- Your task
In full and unchanged, set down the entries that follow, with no images.

- Listed entries
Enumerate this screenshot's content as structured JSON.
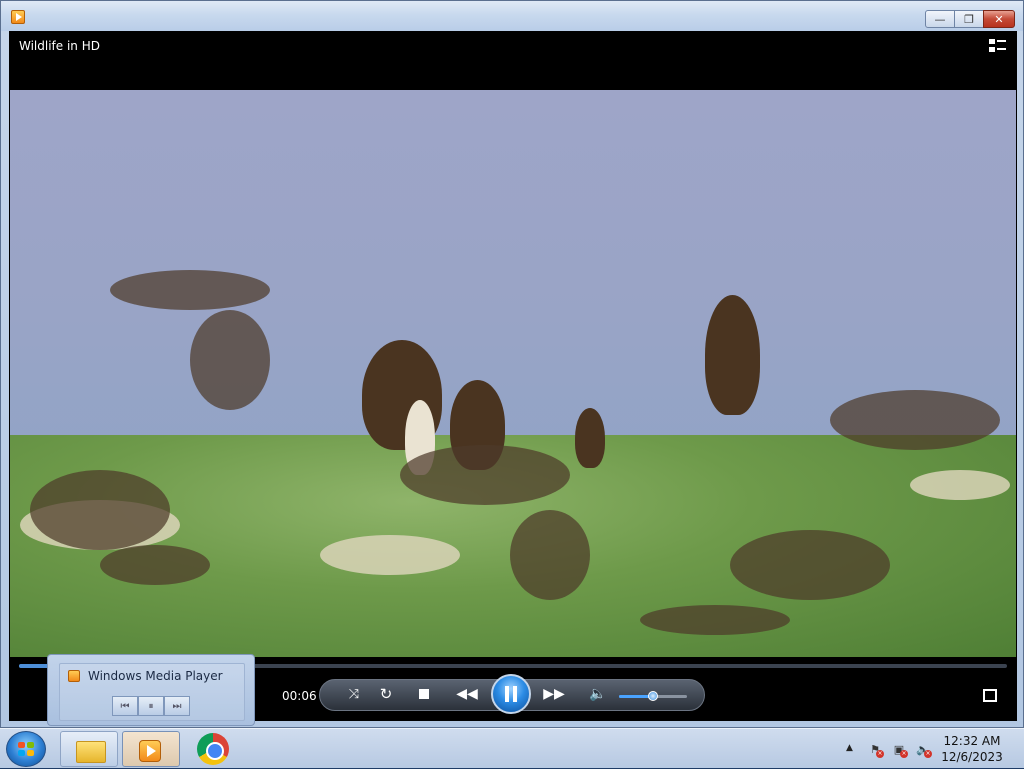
{
  "window": {
    "title": "Wildlife in HD",
    "minimize_label": "—",
    "maximize_label": "❐",
    "close_label": "✕"
  },
  "player": {
    "current_time": "00:06",
    "progress": 0.03,
    "volume": 0.5,
    "icons": [
      "switch-to-library-icon",
      "shuffle-icon",
      "repeat-icon",
      "stop-icon",
      "previous-icon",
      "pause-icon",
      "next-icon",
      "speaker-icon",
      "fullscreen-icon"
    ]
  },
  "thumbnail": {
    "title": "Windows Media Player",
    "prev_label": "⏮",
    "pause_label": "⏸",
    "next_label": "⏭"
  },
  "taskbar": {
    "clock_time": "12:32 AM",
    "clock_date": "12/6/2023"
  },
  "colors": {
    "accent": "#2c8ce5",
    "titlebar": "#c8d9ee",
    "taskbar": "#b7c9e2"
  }
}
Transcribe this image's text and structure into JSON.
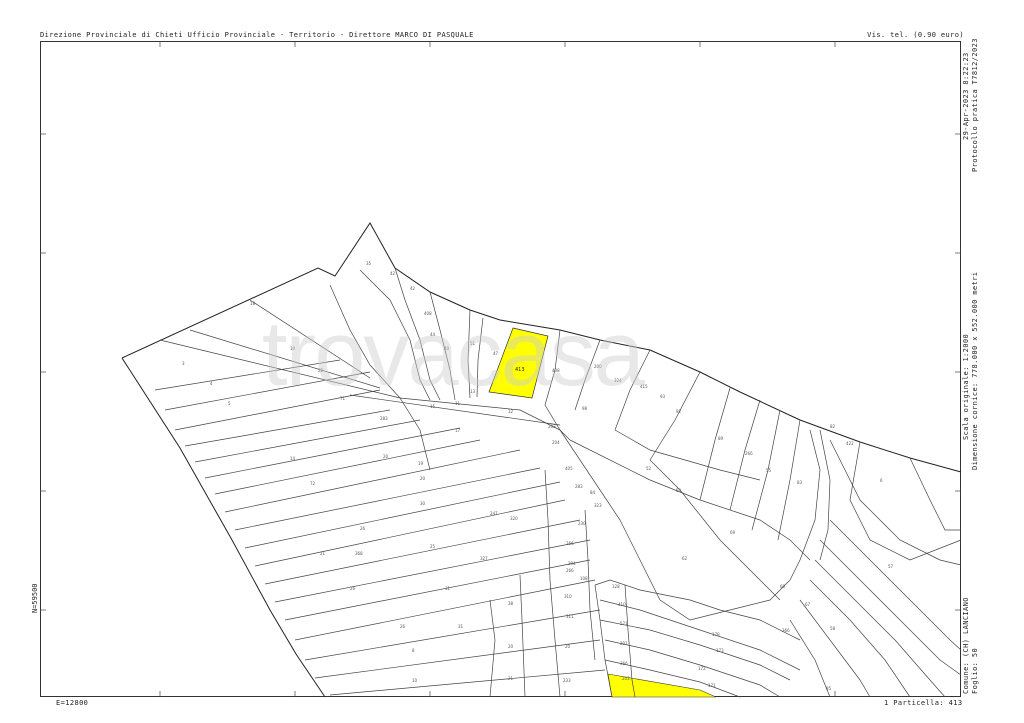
{
  "header": {
    "left": "Direzione Provinciale di Chieti  Ufficio Provinciale - Territorio - Direttore MARCO DI PASQUALE",
    "right": "Vis. tel. (0.90 euro)"
  },
  "side": {
    "date": "29-Apr-2023 8:22:23",
    "protocol": "Protocollo pratica T7812/2023",
    "scale": "Scala originale: 1:2000",
    "dimension": "Dimensione cornice: 778.000 x 552.000 metri",
    "comune": "Comune: (CH) LANCIANO",
    "foglio": "Foglio: 50"
  },
  "footer": {
    "left": "E=12800",
    "right": "1 Particella: 413"
  },
  "coordinate_n": "N=59500",
  "watermark": "trovacasa",
  "highlighted_parcel": {
    "label": "413",
    "color": "#ffff00"
  },
  "parcel_labels": [
    "413",
    "11",
    "12",
    "13",
    "14",
    "15",
    "17",
    "18",
    "19",
    "20",
    "21",
    "22",
    "25",
    "26",
    "31",
    "35",
    "36",
    "40",
    "41",
    "42",
    "47",
    "48",
    "50",
    "51",
    "52",
    "55",
    "57",
    "60",
    "62",
    "67",
    "69",
    "71",
    "72",
    "82",
    "83",
    "84",
    "89",
    "92",
    "93",
    "94",
    "98",
    "100",
    "116",
    "119",
    "128",
    "137",
    "139",
    "149",
    "171",
    "172",
    "173",
    "178",
    "200",
    "212",
    "216",
    "228",
    "232",
    "247",
    "266",
    "283",
    "292",
    "320",
    "323",
    "327",
    "368",
    "408",
    "410",
    "413",
    "415",
    "521"
  ],
  "colors": {
    "line": "#444444",
    "highlight": "#ffff00",
    "watermark": "#cdcdcd"
  }
}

- Exercise output
Enumerate this screenshot's content as structured JSON.
{
  "window": {
    "title": "Wildlife in HD",
    "minimize_label": "—",
    "maximize_label": "❐",
    "close_label": "✕"
  },
  "player": {
    "current_time": "00:06",
    "progress": 0.03,
    "volume": 0.5,
    "icons": [
      "switch-to-library-icon",
      "shuffle-icon",
      "repeat-icon",
      "stop-icon",
      "previous-icon",
      "pause-icon",
      "next-icon",
      "speaker-icon",
      "fullscreen-icon"
    ]
  },
  "thumbnail": {
    "title": "Windows Media Player",
    "prev_label": "⏮",
    "pause_label": "⏸",
    "next_label": "⏭"
  },
  "taskbar": {
    "clock_time": "12:32 AM",
    "clock_date": "12/6/2023"
  },
  "colors": {
    "accent": "#2c8ce5",
    "titlebar": "#c8d9ee",
    "taskbar": "#b7c9e2"
  }
}
Transcribe this image's text and structure into JSON.
{
  "header": {
    "left": "Direzione Provinciale di Chieti  Ufficio Provinciale - Territorio - Direttore MARCO DI PASQUALE",
    "right": "Vis. tel. (0.90 euro)"
  },
  "side": {
    "date": "29-Apr-2023 8:22:23",
    "protocol": "Protocollo pratica T7812/2023",
    "scale": "Scala originale: 1:2000",
    "dimension": "Dimensione cornice: 778.000 x 552.000 metri",
    "comune": "Comune: (CH) LANCIANO",
    "foglio": "Foglio: 50"
  },
  "footer": {
    "left": "E=12800",
    "right": "1 Particella: 413"
  },
  "coordinate_n": "N=59500",
  "watermark": "trovacasa",
  "highlighted_parcel": {
    "label": "413",
    "color": "#ffff00"
  },
  "parcel_labels": [
    "413",
    "11",
    "12",
    "13",
    "14",
    "15",
    "17",
    "18",
    "19",
    "20",
    "21",
    "22",
    "25",
    "26",
    "31",
    "35",
    "36",
    "40",
    "41",
    "42",
    "47",
    "48",
    "50",
    "51",
    "52",
    "55",
    "57",
    "60",
    "62",
    "67",
    "69",
    "71",
    "72",
    "82",
    "83",
    "84",
    "89",
    "92",
    "93",
    "94",
    "98",
    "100",
    "116",
    "119",
    "128",
    "137",
    "139",
    "149",
    "171",
    "172",
    "173",
    "178",
    "200",
    "212",
    "216",
    "228",
    "232",
    "247",
    "266",
    "283",
    "292",
    "320",
    "323",
    "327",
    "368",
    "408",
    "410",
    "413",
    "415",
    "521"
  ],
  "colors": {
    "line": "#444444",
    "highlight": "#ffff00",
    "watermark": "#cdcdcd"
  }
}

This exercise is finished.